**Goal of the exercise:** Using the listing, copy each whole line that features "demo".

**The input:**
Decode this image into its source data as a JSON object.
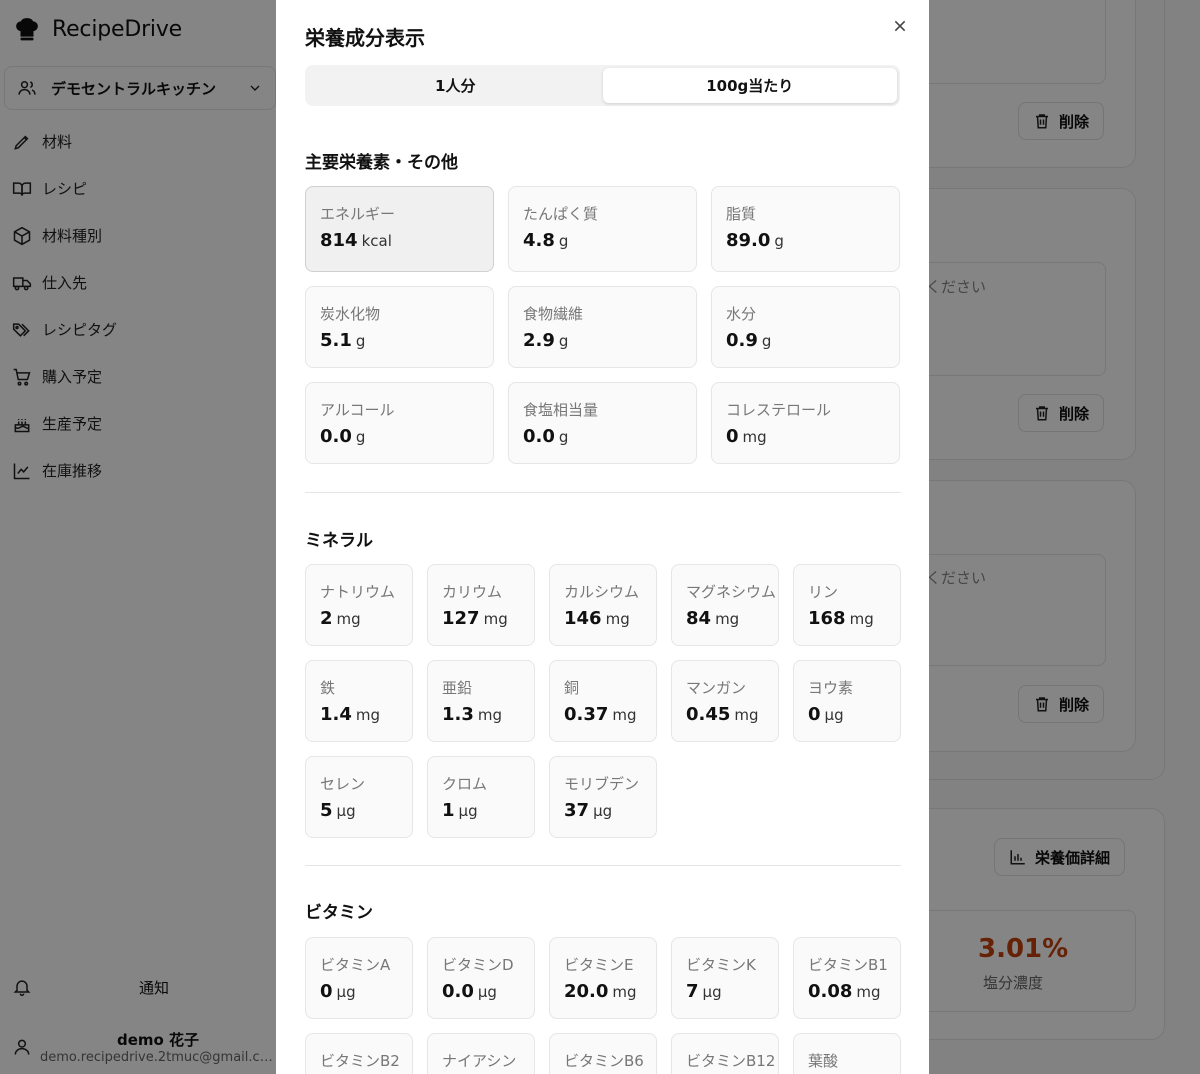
{
  "app": {
    "brand": "RecipeDrive",
    "kitchen": "デモセントラルキッチン",
    "nav": [
      {
        "label": "材料",
        "icon": "pencil-icon"
      },
      {
        "label": "レシピ",
        "icon": "book-icon"
      },
      {
        "label": "材料種別",
        "icon": "cube-icon"
      },
      {
        "label": "仕入先",
        "icon": "truck-icon"
      },
      {
        "label": "レシピタグ",
        "icon": "tags-icon"
      },
      {
        "label": "購入予定",
        "icon": "cart-icon"
      },
      {
        "label": "生産予定",
        "icon": "cake-icon"
      },
      {
        "label": "在庫推移",
        "icon": "chart-line-icon"
      }
    ],
    "notifications": "通知",
    "user_name": "demo 花子",
    "user_email": "demo.recipedrive.2tmuc@gmail.co...",
    "bg_delete": "削除",
    "bg_placeholder_fragment": "ください",
    "bg_nutrition_detail": "栄養価詳細",
    "bg_salt_value": "3.01%",
    "bg_salt_label": "塩分濃度"
  },
  "modal": {
    "title": "栄養成分表示",
    "tabs": [
      "1人分",
      "100g当たり"
    ],
    "active_tab": 1,
    "sections": {
      "main": {
        "title": "主要栄養素・その他",
        "items": [
          {
            "name": "エネルギー",
            "value": "814",
            "unit": "kcal"
          },
          {
            "name": "たんぱく質",
            "value": "4.8",
            "unit": "g"
          },
          {
            "name": "脂質",
            "value": "89.0",
            "unit": "g"
          },
          {
            "name": "炭水化物",
            "value": "5.1",
            "unit": "g"
          },
          {
            "name": "食物繊維",
            "value": "2.9",
            "unit": "g"
          },
          {
            "name": "水分",
            "value": "0.9",
            "unit": "g"
          },
          {
            "name": "アルコール",
            "value": "0.0",
            "unit": "g"
          },
          {
            "name": "食塩相当量",
            "value": "0.0",
            "unit": "g"
          },
          {
            "name": "コレステロール",
            "value": "0",
            "unit": "mg"
          }
        ]
      },
      "mineral": {
        "title": "ミネラル",
        "items": [
          {
            "name": "ナトリウム",
            "value": "2",
            "unit": "mg"
          },
          {
            "name": "カリウム",
            "value": "127",
            "unit": "mg"
          },
          {
            "name": "カルシウム",
            "value": "146",
            "unit": "mg"
          },
          {
            "name": "マグネシウム",
            "value": "84",
            "unit": "mg"
          },
          {
            "name": "リン",
            "value": "168",
            "unit": "mg"
          },
          {
            "name": "鉄",
            "value": "1.4",
            "unit": "mg"
          },
          {
            "name": "亜鉛",
            "value": "1.3",
            "unit": "mg"
          },
          {
            "name": "銅",
            "value": "0.37",
            "unit": "mg"
          },
          {
            "name": "マンガン",
            "value": "0.45",
            "unit": "mg"
          },
          {
            "name": "ヨウ素",
            "value": "0",
            "unit": "µg"
          },
          {
            "name": "セレン",
            "value": "5",
            "unit": "µg"
          },
          {
            "name": "クロム",
            "value": "1",
            "unit": "µg"
          },
          {
            "name": "モリブデン",
            "value": "37",
            "unit": "µg"
          }
        ]
      },
      "vitamin": {
        "title": "ビタミン",
        "items": [
          {
            "name": "ビタミンA",
            "value": "0",
            "unit": "µg"
          },
          {
            "name": "ビタミンD",
            "value": "0.0",
            "unit": "µg"
          },
          {
            "name": "ビタミンE",
            "value": "20.0",
            "unit": "mg"
          },
          {
            "name": "ビタミンK",
            "value": "7",
            "unit": "µg"
          },
          {
            "name": "ビタミンB1",
            "value": "0.08",
            "unit": "mg"
          },
          {
            "name": "ビタミンB2",
            "value": "",
            "unit": ""
          },
          {
            "name": "ナイアシン",
            "value": "",
            "unit": ""
          },
          {
            "name": "ビタミンB6",
            "value": "",
            "unit": ""
          },
          {
            "name": "ビタミンB12",
            "value": "",
            "unit": ""
          },
          {
            "name": "葉酸",
            "value": "",
            "unit": ""
          }
        ]
      }
    }
  },
  "colors": {
    "accent_salt": "#c2410c",
    "overlay": "rgba(0,0,0,0.48)"
  }
}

**Result of the exercise:**
    "user_name": "demo 花子",
    "user_email": "demo.recipedrive.2tmuc@gmail.co...",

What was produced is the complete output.